● **Brief**:
Working from the listing below, pick each line containing the word "data" and copy it.
◆ ◆ ◆ ◆ ◆ ◆ ◆
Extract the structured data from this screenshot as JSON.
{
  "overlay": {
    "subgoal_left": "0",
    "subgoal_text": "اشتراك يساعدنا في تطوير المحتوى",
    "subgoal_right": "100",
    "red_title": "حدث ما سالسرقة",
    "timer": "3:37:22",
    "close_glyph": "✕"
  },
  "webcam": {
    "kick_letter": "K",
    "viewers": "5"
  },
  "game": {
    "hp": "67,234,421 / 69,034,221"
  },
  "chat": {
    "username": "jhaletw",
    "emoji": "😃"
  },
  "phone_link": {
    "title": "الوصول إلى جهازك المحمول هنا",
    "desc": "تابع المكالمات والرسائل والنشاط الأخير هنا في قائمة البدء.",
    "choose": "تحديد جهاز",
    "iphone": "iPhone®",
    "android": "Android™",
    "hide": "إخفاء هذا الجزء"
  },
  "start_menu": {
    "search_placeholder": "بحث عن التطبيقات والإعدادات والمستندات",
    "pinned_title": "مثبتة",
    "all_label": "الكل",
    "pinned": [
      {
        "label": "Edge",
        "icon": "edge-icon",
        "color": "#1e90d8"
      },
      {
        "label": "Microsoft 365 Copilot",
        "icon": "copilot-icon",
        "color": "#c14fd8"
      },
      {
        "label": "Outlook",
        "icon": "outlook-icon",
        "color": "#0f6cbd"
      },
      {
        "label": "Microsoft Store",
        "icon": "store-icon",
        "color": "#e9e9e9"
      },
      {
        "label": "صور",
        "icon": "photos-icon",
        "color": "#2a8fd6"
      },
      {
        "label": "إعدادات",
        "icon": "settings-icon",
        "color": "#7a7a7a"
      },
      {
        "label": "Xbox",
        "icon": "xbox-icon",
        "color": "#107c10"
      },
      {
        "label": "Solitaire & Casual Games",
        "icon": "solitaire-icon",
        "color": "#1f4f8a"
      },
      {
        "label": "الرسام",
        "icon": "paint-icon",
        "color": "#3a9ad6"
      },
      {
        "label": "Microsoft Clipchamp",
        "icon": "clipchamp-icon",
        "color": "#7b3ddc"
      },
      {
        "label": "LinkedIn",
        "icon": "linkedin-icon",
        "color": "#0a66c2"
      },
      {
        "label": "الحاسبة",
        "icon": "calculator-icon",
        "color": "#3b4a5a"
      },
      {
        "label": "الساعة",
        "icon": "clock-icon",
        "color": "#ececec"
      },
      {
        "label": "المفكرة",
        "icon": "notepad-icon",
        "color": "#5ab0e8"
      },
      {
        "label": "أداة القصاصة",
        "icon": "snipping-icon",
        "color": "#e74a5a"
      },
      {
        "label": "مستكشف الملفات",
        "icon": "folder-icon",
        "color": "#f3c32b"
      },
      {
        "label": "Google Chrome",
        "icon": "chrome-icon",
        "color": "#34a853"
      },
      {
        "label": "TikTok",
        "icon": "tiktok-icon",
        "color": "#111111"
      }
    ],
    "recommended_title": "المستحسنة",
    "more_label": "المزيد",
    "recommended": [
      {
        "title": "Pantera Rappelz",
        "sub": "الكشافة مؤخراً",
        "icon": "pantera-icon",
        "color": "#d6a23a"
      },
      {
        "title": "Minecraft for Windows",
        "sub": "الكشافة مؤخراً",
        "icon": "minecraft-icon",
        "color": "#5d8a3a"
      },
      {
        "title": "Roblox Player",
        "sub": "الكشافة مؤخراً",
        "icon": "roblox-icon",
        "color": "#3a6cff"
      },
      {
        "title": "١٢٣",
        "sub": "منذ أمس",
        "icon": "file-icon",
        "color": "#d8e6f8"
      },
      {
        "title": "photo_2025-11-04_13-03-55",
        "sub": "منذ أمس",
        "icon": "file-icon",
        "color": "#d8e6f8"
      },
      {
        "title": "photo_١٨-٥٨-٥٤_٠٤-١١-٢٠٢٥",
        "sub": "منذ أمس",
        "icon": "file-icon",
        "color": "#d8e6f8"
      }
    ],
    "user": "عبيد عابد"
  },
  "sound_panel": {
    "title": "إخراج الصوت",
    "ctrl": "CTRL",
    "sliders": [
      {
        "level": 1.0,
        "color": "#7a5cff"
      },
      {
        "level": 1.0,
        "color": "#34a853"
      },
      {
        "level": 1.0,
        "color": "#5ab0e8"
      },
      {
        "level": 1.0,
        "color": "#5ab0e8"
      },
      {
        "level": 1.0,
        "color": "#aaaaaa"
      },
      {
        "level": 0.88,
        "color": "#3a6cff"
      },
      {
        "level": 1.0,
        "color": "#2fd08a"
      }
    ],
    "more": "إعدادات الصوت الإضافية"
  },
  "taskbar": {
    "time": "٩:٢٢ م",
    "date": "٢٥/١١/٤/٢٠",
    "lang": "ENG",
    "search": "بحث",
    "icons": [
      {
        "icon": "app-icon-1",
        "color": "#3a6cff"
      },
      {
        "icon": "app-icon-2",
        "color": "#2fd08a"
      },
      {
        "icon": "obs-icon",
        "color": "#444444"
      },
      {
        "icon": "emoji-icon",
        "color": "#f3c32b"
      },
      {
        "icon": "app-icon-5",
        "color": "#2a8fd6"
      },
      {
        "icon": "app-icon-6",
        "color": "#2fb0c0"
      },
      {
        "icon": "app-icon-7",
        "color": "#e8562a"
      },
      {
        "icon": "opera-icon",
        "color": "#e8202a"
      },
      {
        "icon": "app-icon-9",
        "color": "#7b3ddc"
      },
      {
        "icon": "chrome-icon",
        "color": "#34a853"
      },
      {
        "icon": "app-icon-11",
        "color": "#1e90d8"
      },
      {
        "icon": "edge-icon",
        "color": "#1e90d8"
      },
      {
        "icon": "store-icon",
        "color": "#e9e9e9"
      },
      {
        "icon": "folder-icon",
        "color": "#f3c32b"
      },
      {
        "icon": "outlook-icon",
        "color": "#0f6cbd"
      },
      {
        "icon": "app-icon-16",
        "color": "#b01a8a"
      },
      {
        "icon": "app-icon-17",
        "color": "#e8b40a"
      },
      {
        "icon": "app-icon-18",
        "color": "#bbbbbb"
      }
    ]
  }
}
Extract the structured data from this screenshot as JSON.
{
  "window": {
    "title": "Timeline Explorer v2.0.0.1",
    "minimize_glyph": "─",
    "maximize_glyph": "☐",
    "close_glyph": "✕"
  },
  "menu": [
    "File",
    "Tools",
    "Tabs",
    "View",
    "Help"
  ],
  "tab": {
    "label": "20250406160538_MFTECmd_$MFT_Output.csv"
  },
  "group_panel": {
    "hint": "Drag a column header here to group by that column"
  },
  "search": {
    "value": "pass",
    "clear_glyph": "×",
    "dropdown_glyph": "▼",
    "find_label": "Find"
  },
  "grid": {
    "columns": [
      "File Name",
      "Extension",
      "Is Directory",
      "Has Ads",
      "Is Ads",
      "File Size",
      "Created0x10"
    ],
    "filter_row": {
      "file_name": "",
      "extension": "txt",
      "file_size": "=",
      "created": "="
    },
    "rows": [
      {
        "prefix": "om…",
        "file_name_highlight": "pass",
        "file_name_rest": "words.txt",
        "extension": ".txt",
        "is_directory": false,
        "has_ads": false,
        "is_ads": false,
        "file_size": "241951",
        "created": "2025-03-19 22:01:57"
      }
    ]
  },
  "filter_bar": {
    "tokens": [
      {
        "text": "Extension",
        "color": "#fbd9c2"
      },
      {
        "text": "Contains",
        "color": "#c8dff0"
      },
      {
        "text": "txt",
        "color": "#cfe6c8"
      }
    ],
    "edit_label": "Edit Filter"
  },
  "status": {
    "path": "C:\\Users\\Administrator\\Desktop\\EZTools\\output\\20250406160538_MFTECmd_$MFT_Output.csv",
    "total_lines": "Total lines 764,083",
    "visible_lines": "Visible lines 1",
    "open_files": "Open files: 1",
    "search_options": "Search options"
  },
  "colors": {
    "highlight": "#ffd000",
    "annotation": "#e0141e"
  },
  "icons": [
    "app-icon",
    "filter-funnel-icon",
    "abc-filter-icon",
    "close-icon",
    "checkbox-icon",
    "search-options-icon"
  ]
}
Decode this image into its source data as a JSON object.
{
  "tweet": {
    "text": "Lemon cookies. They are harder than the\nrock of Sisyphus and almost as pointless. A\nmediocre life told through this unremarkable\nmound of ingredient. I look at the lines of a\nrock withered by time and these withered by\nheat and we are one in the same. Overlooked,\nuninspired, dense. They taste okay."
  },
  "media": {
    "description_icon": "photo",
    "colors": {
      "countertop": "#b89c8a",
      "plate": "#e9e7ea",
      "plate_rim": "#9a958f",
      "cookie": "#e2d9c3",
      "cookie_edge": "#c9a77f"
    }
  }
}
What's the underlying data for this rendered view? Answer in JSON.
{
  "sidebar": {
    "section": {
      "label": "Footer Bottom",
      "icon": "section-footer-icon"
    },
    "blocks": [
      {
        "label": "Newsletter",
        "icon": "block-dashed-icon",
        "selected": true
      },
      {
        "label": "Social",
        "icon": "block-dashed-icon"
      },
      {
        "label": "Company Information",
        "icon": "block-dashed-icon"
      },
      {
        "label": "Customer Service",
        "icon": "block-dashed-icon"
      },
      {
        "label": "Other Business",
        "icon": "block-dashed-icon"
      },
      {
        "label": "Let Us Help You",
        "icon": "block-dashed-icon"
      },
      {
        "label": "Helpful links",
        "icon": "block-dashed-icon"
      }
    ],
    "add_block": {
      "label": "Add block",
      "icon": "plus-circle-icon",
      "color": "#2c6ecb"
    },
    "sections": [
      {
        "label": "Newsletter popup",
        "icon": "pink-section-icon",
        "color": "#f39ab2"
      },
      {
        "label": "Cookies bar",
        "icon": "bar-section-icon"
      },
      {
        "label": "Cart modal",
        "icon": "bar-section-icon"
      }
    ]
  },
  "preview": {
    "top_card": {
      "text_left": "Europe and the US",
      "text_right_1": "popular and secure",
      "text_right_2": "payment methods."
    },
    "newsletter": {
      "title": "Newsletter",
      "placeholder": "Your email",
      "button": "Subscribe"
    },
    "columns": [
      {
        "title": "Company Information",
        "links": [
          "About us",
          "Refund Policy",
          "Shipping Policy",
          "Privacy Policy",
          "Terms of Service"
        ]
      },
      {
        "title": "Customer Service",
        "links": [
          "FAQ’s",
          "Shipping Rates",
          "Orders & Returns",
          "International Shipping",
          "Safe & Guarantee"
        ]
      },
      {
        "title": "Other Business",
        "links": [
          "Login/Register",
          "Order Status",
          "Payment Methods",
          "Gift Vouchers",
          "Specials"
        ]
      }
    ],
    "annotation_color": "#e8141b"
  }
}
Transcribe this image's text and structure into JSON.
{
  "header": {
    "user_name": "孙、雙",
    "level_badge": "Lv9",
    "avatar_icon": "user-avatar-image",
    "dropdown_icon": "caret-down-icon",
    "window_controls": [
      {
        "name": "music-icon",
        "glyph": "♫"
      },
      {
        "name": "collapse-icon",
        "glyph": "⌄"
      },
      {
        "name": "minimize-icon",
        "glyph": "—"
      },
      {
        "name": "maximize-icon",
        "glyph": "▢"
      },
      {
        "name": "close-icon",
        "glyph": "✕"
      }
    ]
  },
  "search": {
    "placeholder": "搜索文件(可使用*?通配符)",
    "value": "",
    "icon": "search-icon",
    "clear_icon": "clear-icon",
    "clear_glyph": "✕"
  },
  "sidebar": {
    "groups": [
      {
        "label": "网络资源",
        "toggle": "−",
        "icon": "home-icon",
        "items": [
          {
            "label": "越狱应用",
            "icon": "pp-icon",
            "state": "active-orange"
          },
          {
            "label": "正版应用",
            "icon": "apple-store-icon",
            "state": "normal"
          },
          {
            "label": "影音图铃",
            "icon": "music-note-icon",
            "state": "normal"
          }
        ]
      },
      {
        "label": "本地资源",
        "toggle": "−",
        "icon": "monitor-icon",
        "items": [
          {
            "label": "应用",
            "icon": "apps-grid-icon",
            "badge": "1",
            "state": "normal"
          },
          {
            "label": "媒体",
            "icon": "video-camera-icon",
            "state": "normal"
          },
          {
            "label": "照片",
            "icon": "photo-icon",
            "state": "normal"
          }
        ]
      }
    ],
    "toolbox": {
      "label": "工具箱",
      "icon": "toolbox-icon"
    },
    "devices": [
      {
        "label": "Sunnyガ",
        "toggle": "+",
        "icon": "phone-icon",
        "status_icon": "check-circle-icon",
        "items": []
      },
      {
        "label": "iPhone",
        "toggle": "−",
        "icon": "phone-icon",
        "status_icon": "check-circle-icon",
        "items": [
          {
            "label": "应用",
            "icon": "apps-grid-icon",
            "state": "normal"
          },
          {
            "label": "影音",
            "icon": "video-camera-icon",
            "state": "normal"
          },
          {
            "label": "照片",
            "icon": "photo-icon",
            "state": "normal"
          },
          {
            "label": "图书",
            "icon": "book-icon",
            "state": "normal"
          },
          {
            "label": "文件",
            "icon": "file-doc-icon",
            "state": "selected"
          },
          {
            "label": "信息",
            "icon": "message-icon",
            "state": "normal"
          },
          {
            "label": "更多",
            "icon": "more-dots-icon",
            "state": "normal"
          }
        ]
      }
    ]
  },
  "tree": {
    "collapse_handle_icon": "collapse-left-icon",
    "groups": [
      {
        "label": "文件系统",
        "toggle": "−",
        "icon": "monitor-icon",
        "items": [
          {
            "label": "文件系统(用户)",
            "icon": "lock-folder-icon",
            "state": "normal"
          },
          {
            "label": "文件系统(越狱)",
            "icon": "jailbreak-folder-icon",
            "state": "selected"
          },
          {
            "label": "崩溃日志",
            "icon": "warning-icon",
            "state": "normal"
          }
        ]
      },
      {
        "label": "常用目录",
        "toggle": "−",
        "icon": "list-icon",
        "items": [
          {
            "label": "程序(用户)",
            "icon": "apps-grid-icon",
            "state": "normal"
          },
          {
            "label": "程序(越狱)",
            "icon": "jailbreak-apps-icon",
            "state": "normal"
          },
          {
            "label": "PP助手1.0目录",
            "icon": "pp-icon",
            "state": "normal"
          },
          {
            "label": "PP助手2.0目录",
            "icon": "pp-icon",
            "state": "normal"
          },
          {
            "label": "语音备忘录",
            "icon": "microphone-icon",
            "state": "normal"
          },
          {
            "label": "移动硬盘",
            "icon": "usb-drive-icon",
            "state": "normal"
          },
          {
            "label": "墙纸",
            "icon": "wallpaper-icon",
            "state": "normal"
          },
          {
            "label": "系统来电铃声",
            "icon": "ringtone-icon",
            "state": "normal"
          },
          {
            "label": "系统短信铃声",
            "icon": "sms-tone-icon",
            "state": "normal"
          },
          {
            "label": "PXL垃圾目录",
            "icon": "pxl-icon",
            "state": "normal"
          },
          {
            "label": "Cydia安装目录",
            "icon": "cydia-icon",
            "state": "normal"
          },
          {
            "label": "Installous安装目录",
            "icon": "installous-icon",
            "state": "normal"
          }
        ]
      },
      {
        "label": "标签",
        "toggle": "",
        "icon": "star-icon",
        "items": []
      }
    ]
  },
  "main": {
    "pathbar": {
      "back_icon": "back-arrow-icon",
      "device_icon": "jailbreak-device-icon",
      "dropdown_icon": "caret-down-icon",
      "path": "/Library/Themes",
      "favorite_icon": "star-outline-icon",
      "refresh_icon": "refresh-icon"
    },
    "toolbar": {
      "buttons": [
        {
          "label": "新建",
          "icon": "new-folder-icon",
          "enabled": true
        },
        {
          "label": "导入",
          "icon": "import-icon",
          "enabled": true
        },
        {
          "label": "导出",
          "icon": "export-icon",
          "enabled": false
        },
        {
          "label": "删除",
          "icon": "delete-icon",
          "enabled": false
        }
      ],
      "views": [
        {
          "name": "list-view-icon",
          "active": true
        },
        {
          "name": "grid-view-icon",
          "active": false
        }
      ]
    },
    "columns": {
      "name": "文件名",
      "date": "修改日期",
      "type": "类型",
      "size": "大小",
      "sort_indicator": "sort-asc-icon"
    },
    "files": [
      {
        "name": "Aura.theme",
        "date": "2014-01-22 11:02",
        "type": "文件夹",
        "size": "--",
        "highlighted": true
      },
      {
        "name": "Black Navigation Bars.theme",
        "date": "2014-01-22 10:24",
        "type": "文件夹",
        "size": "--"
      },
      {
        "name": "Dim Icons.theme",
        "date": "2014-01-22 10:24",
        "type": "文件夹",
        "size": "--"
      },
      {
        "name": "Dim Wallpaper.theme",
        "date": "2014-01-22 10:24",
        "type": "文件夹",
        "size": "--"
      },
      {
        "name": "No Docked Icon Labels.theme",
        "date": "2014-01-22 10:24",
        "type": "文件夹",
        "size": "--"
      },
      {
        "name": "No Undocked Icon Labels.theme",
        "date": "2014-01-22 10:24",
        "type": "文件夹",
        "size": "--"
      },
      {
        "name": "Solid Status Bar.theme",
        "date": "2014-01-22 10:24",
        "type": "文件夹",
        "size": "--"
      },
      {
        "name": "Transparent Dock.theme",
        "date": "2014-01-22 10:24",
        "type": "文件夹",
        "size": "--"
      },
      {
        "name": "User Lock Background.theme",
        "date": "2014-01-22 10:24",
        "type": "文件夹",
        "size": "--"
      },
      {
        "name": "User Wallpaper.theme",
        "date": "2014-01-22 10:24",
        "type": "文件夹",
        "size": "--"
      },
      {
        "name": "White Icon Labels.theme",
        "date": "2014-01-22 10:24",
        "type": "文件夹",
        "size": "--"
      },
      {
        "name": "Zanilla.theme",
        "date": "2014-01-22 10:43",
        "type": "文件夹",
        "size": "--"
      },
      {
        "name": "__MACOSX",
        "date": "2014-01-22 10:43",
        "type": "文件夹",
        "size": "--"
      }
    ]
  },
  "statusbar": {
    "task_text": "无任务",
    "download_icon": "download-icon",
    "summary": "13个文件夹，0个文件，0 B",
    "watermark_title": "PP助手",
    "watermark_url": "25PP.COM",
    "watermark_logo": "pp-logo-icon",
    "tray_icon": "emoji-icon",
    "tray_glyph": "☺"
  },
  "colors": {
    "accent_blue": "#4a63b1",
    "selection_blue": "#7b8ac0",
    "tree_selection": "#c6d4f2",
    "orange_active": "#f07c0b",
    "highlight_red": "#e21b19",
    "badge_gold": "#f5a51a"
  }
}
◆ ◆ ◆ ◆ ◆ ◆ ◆
● **Result of this task**:
Extract the structured data from this screenshot as JSON.
Extract the structured data from this screenshot as JSON.
Decode this image into its source data as a JSON object.
What's the underlying data for this rendered view? Answer in JSON.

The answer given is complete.